▶ [Exercise input]:
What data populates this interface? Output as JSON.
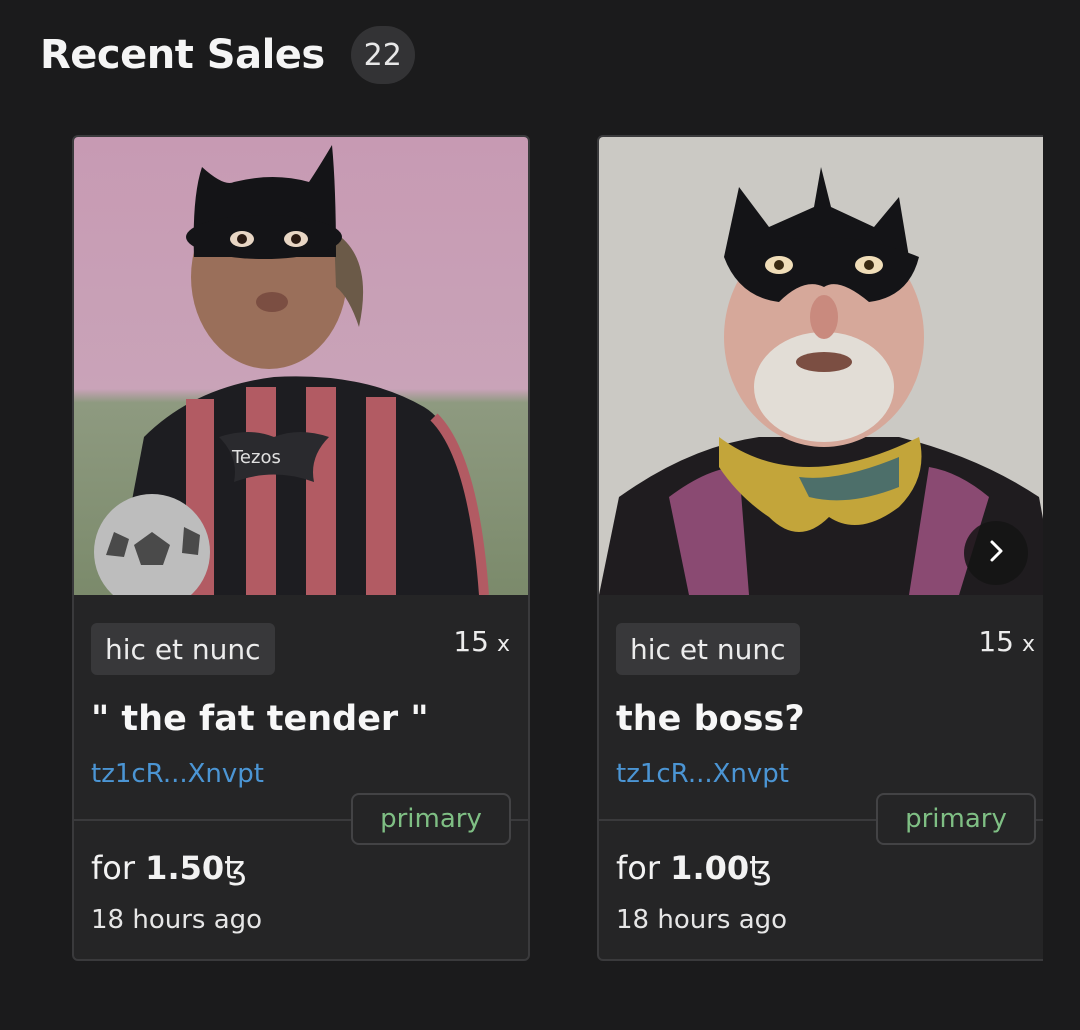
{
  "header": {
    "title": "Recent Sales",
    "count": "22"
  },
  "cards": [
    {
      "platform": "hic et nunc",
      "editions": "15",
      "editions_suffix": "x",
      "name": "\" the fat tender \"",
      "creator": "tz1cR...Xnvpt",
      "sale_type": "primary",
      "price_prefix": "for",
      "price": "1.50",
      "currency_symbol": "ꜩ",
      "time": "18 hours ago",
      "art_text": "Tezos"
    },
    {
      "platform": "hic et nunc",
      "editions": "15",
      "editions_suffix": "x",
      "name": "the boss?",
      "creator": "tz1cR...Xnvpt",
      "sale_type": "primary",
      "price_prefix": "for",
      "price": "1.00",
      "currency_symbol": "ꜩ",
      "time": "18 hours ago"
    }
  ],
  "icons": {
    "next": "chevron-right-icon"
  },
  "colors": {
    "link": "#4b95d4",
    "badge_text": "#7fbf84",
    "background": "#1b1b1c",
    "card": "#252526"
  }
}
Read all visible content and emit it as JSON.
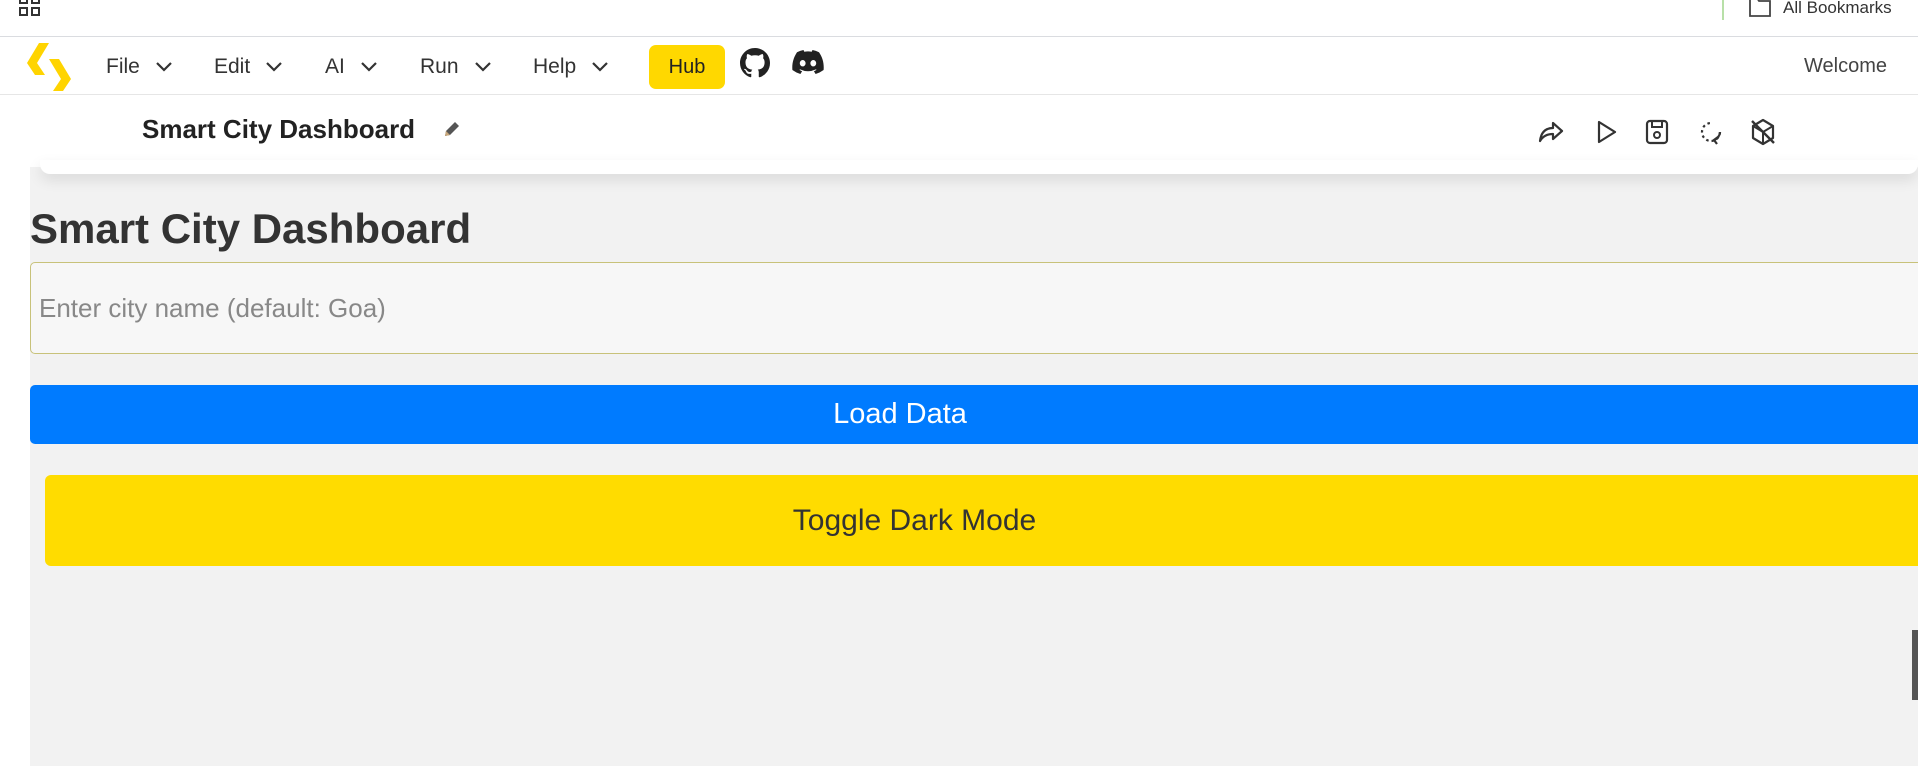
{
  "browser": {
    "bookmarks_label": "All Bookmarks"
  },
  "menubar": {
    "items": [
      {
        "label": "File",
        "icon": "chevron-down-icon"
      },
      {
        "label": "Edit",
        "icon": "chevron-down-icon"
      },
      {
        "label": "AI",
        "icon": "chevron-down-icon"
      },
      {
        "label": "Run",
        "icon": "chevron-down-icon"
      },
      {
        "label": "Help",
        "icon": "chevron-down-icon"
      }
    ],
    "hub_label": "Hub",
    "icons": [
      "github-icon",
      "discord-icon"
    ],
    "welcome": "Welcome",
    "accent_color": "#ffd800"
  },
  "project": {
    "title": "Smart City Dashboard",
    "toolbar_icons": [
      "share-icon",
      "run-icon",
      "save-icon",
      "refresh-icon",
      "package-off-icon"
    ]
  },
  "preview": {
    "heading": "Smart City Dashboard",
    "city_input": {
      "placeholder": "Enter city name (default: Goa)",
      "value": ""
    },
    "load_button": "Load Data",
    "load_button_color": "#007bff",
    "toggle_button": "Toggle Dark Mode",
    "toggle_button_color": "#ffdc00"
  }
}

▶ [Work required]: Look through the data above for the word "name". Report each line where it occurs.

▶ [Reply]:
      "name": "\" the fat tender \"",
      "name": "the boss?",
      "placeholder": "Enter city name (default: Goa)",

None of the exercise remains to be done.